White Sox manager Rick Renteria challenged the ruling on the field, but it was upheld after replay review. Anderson had a brief conversation with umpire Joe West then went back to his position. Shortly thereafter, West ejected Anderson, who became irate.

After the game, Anderson said of West, via Vinnie Duber of NBC Sports Chicago, “I asked him a question, and he kind of got pissed at me. I asked him if he saw [Báez] reach for my leg in the replay. He asked me if I was going to argue that, and I said, ‘No, I was just asking a question.’ And after that I didn’t say anything else. He started barking at me. Kept staring me down. I gave him, ‘Why you keep looking at me?’ Did that twice and threw me out.”

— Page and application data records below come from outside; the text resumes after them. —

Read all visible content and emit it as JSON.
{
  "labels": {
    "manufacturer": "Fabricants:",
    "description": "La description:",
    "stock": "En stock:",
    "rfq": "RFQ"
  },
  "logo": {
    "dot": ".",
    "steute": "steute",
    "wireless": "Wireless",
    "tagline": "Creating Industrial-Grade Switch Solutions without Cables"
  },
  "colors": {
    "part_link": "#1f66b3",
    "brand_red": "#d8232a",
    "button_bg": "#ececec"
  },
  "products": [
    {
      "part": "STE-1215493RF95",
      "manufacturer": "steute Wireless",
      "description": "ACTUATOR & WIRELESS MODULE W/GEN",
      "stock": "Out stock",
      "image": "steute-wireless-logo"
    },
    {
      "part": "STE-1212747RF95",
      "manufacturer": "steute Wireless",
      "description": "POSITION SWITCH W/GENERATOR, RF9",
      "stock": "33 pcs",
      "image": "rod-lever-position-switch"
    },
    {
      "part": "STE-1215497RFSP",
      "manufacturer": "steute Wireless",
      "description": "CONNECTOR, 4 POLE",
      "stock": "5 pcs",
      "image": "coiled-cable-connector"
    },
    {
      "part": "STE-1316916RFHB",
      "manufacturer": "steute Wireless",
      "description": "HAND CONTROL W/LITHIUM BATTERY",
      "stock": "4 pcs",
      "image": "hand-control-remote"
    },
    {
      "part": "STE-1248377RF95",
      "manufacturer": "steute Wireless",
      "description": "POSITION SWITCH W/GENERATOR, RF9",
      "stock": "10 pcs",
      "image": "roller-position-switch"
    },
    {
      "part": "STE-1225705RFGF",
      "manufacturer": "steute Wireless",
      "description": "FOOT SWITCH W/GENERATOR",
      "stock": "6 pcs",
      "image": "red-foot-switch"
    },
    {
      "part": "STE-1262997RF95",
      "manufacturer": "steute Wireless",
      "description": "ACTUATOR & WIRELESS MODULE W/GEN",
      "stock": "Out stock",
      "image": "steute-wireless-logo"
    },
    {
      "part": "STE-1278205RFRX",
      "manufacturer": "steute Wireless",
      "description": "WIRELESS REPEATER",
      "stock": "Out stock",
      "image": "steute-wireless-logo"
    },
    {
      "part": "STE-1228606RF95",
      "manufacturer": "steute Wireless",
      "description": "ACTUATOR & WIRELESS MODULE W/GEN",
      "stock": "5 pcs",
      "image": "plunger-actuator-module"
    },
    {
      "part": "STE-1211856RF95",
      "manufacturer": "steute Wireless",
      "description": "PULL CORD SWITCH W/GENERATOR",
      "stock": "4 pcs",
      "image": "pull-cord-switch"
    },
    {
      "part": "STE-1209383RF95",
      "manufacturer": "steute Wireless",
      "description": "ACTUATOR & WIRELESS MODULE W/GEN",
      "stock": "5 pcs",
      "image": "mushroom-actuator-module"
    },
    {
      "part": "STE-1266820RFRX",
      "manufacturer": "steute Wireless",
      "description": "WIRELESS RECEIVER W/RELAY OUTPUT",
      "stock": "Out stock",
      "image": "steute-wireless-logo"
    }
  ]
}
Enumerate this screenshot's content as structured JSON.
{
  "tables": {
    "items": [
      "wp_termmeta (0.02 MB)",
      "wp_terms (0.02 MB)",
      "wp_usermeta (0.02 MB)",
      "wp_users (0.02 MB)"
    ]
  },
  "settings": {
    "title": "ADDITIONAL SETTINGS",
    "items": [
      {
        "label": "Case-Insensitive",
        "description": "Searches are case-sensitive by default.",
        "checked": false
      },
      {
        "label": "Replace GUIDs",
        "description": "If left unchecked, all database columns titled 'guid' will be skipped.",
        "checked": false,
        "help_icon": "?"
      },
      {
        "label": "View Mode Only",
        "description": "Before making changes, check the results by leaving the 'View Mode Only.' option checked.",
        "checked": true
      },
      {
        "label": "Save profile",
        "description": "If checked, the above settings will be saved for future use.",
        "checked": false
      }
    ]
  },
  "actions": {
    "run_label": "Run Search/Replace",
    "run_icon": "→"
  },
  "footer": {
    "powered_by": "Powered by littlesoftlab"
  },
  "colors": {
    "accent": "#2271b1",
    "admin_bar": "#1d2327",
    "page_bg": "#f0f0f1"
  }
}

Anderson then said, “I don’t have much to say about him. Everybody knows he’s terrible. But I didn’t say much and he threw me out. It’s OK.” Anderson added about the play in which one can see Báez reach his arm out to interfere with Anderson, “Yeah, definitely. You could see it in the replay. That’s just one of the many that they missed in New York, I guess.”

Anderson’s criticism of West doesn’t come as a surprise. West has had a reputation as an instigator for decades. Major League Baseball almost never holds umpires accountable for their conduct on the field and some umpires, like West, take advantage of this knowledge.

It was a bittersweet ending for Anderson as he homered earlier in the game, becoming the first White Sox shortstop ever to have 20 home runs and 20 stolen bases in the same season. It’s just the sixth 20/20 season in White Sox history, joining Alex Ríos (2010, 2012), Ray Durham (2001), Magglio Ordóñez (2001), and Tommie Agee.

Anderson accounted for the only run the White Sox scored on Sunday against the Cubs with an RBI double. On the season, he’s hitting .243/.284/.412 with those 20 homers, 26 steals, 64 RBI, and 76 runs in 594 plate appearances.